After Blé Sucré, Amy and I walked ten minutes to La Pâtisserie by Cyril Lignac (24 Rue Paul Bert). His store has some beautiful pastries and I especially loved the presentation of his lemon meringue tart. Cyril Lignac’s croissant seemed like the best croissant that was well-rounded. The ends were super crispy and the middle section was not too doughy. It was buttery but still very light at the same time. I wish I had some fleur de sel in my back pocket because just a sprinkling of fresh sea salt would have made it the perfect croissant.

28 Boulangerie: Croissant for 1 euro

28 Boulangerie: Croissant for 1 euro

Amy and I were suffering from a croissant coma, but we powered through because I wanted to go to Le Moulin de Rosa (32 Rue de Turenne). Christophe had taken me to that boulangerie before and I remember thinking the croissant was good. In dire need of some digestion help, we happily walked the 30 minutes to the Marais. While walking to Le Moulin de Rosa, we passed by 28 Boulangerie (28 Boulevard Beaumarchais) and smelled the most amazing baked bread. Our pit stop did not lead to any viennoiserie revelations. It was a solid croissant but really nothing to write home about.

Le Moulin de Rosa: Croissant for 1.1 euro; Financier for 1.2 euro

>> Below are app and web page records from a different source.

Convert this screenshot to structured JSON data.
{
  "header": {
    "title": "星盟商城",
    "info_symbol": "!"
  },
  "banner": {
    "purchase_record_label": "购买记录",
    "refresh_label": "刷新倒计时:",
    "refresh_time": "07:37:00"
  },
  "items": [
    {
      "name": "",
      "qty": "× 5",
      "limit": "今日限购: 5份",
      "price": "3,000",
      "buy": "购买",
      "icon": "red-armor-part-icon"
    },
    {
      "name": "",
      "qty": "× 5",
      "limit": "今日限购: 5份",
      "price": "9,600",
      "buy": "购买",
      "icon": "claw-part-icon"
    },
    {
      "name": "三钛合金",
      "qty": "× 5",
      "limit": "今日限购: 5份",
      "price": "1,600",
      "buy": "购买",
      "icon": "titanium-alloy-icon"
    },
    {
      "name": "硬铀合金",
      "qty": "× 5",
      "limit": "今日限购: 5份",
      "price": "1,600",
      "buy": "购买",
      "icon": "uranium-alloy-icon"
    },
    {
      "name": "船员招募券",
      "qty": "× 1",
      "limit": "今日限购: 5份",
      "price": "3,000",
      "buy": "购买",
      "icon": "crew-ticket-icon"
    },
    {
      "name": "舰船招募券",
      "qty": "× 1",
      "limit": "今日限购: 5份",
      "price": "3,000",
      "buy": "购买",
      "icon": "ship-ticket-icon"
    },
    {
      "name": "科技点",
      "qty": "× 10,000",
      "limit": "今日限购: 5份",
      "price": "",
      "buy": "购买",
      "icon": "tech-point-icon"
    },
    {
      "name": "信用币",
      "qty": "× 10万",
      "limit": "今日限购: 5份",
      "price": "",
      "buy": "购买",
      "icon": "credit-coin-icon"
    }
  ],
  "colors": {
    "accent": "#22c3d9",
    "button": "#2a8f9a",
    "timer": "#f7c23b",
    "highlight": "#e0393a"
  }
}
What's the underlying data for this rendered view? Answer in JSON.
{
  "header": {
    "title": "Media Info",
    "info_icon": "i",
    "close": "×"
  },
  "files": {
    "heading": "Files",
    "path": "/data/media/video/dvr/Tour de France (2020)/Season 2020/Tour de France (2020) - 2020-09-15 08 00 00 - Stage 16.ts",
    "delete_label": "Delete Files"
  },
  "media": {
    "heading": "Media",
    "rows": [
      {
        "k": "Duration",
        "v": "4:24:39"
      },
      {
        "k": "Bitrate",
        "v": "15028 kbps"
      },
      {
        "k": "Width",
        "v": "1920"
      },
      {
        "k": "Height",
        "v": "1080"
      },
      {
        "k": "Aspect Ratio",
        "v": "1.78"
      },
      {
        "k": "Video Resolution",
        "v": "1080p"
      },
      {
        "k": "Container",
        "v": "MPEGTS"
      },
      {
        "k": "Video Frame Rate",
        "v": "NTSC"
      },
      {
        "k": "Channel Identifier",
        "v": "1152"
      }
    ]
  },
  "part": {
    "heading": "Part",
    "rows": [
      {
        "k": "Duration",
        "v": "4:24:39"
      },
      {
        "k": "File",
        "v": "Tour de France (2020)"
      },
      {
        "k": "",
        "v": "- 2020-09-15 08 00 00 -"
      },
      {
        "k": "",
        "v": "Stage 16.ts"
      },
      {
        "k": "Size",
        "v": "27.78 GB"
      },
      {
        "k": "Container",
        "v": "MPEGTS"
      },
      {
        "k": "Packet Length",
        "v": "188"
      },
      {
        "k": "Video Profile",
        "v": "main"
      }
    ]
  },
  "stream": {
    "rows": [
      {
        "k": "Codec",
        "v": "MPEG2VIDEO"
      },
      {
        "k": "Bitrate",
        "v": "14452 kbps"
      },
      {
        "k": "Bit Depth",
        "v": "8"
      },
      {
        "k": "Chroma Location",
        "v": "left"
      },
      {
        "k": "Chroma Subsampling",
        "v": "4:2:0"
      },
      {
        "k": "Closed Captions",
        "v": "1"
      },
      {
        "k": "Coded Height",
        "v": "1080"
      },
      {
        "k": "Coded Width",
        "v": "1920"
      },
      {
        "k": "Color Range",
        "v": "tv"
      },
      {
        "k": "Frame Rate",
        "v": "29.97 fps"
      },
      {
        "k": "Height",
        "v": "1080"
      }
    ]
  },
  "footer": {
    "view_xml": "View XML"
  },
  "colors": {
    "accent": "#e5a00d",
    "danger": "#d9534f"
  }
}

Le Moulin de Rosa: Croissant for 1.1 euro; Financier for 1.2 euro

Finally, we arrived at our last stop, Le Moulin de Rosa. It was flaky, buttery and much better than 28 Boulangerie, but it definitely was not the best. I had to also order a financier because they make the best financiers. You can actually taste the almonds and there are trace amounts of ground almond and vanilla bean baked in.

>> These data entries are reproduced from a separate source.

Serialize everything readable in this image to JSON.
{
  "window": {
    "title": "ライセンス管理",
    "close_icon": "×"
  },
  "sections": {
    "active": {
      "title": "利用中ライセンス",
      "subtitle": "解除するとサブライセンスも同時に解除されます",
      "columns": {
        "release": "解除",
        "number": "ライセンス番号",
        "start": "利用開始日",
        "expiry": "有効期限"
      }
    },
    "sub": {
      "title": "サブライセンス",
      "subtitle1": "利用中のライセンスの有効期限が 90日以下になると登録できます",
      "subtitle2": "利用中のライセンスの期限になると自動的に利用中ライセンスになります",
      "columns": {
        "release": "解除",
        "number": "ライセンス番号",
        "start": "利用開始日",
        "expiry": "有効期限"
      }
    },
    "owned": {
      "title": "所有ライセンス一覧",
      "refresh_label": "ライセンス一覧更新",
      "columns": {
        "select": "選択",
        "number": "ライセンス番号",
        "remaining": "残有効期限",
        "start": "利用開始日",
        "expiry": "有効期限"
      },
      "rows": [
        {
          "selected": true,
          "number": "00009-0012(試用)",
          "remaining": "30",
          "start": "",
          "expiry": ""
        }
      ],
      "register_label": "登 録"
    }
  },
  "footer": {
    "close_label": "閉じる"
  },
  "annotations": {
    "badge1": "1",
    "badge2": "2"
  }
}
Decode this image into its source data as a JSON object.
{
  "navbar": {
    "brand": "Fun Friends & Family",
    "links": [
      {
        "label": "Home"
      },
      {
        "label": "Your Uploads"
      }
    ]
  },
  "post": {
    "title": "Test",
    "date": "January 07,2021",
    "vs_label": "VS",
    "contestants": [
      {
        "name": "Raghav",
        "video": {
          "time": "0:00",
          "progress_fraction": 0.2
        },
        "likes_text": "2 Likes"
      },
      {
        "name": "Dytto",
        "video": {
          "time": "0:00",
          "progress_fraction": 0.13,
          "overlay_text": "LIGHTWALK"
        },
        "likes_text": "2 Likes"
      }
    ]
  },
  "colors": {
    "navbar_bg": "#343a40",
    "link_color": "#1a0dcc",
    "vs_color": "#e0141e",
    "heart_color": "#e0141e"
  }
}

Final Verdict: For me, it was a tie between La Pâtisserie by Cyril Lignac and Blé Sucré. I think Cyril Lignac has the best classic croissant. It seemed like the perfect combination of all of the seven croissants we tried. It had fantastic crispiness and flakiness while not being too overwhelming and heavy. If you want to try a croissant with a slight twist, Blé Sucré’s croissants really have a certain sweetness to them. Amy’s favorite croissant of the day was from Blé Sucré. The journey to Blé Sucré would be worth it just for the madeleines. I’m already plotting my next trip to the 12th arrondissement.

Do you have a favorite croissant in Paris? Please do share! I’d love to discover more boulangeries!